At the 4th Mission Innovation (MI) Ministerial meeting, Mission Innovation (MI) [European countries, Canada, China and the USA] members announced bold new projects and collaborations that will push clean energy research and innovation forward with the aim of bringing affordable, reliable clean energy to communities around the world.
Canada announced Breakthrough Energy Solutions Canada, a new initiative with Breakthrough Energy, which will support Canadian firms avoid the valley of death and commercialize their technologies to reach domestic and global markets with low carbon solutions. Additionally, the European Commission announced the launch of Breakthrough Energy Europe, a €100M fund that will help bring to market new clean energy technologies.
Launched at MI-3, MI’s “Avoided Emissions Framework” showcased 100 solutions that have the potential to reduce global greenhouse gas emissions almost 3 billion tonnes of CO2 per year by 2030. A new goal of bringing 1000 solutions to MI-5 was also announced.
At MI-4 (May 28, 2019), the Smart Grids Innovation Accelerator (SGIA) was presented to MI Ministers by Italy, with the strong support of China, India and IC1 members.
Co-leads: China, India, Italy
Participants: Australia, Austria, Brazil, Canada, Denmark, European Union, Finland, France, Germany, Indonesia, Mexico, Netherlands, Norway, Republic of Korea, Saudi Arabia, Sweden, United Kingdom, United States
World electrical energy consumption is increasing at the rate of 1.4%/year, with an associated increase in greenhouse gases (GHG) emissions that are negatively affecting the climate around the globe. Thus, a fundamental transformation of the world’s power systems is under way to deliver zero-emissions power to an increasingly electricity-hungry world.
For example, eighteen cities in the United States have committed to maximizing the amount of energy they use from renewable energy, up from 25% today. Meeting this challenge requires a transition from the power grid that today relies on coal and gas power plants, to a future grid that can be largely powered by decentralized renewable energy sources, and which can dynamically adjust supply and demand in order to handle the intermittency of solar and wind power.
While the challenges are significant, so are the opportunities.
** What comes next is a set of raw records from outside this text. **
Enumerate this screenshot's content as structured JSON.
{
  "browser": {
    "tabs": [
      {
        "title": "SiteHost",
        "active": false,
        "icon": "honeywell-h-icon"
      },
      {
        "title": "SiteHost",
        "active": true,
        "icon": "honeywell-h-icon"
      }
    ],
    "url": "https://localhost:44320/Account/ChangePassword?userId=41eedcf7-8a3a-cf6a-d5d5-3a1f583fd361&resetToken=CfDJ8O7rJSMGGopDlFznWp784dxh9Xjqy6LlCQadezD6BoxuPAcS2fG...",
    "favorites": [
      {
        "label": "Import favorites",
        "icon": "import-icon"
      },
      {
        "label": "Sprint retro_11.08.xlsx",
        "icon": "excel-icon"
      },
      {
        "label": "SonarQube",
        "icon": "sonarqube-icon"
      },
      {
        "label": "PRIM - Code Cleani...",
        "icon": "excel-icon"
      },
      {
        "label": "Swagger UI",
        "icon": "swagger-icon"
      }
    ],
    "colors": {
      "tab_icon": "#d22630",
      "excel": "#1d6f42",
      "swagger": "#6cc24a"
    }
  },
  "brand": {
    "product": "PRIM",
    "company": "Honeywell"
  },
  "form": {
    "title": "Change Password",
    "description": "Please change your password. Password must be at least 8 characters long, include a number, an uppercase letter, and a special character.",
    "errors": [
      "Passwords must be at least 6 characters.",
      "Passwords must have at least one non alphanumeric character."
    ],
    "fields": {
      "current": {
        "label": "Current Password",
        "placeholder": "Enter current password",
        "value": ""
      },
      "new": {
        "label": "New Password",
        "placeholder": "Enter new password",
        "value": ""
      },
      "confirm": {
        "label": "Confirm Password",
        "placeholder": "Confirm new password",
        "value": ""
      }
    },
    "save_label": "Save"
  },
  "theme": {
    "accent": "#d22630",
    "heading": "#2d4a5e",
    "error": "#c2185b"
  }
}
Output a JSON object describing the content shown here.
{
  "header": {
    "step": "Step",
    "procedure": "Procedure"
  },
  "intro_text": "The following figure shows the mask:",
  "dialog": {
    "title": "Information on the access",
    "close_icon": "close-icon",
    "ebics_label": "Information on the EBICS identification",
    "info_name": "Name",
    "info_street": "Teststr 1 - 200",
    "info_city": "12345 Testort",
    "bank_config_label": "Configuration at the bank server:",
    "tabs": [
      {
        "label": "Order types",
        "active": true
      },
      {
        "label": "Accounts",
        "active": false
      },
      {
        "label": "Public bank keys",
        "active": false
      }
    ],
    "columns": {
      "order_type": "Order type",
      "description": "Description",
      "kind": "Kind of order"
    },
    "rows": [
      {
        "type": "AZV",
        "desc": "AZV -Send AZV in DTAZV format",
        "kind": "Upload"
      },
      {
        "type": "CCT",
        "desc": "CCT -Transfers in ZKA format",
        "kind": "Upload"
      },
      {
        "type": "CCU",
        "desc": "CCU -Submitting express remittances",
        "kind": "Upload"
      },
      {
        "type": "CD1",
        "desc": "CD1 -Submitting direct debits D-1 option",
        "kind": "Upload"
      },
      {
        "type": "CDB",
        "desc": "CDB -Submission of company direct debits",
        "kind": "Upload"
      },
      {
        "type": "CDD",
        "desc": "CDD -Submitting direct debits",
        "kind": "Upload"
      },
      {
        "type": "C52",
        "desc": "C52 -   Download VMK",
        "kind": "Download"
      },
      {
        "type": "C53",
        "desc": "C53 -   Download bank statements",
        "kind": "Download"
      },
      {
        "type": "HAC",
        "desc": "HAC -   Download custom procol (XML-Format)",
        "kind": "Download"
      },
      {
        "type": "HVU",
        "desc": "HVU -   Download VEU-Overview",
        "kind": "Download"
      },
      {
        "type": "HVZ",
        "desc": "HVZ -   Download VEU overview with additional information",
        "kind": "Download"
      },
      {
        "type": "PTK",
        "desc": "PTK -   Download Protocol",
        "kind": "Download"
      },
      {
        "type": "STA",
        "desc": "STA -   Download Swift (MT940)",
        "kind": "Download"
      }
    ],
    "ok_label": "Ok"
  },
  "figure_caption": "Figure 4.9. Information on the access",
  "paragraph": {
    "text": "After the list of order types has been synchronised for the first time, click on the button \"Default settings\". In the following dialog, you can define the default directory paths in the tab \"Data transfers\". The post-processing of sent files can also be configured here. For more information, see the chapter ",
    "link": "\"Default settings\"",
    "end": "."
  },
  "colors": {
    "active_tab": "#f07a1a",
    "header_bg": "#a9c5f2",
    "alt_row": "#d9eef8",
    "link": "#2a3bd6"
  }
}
By 2040, it is expected that zero-emission energy sources will make up 60% of installed capacity. Wind and solar will account for more than 60% of the new power generating capacity added worldwide. This represents more than 8 terawatts of generation capacity and about 7 trillion USD of the $11 trillion USD invested.3
Globally, the total CO2 capture capacity of the 22 current projects (in operation or construction) is about 40 million tonnes per annum. The IEA’s Energy Technology Perspectives report released in 2016 estimates that CCUS could provide 12% of the GHG emission reductions in the power sector needed to meet a 2°C scenario by 2050, or about 3.5 gigatonnes of abatement per year. In this scenario, 6.4 gigatonnes of CO2 are captured in 2050 in the power and industrial sectors combined.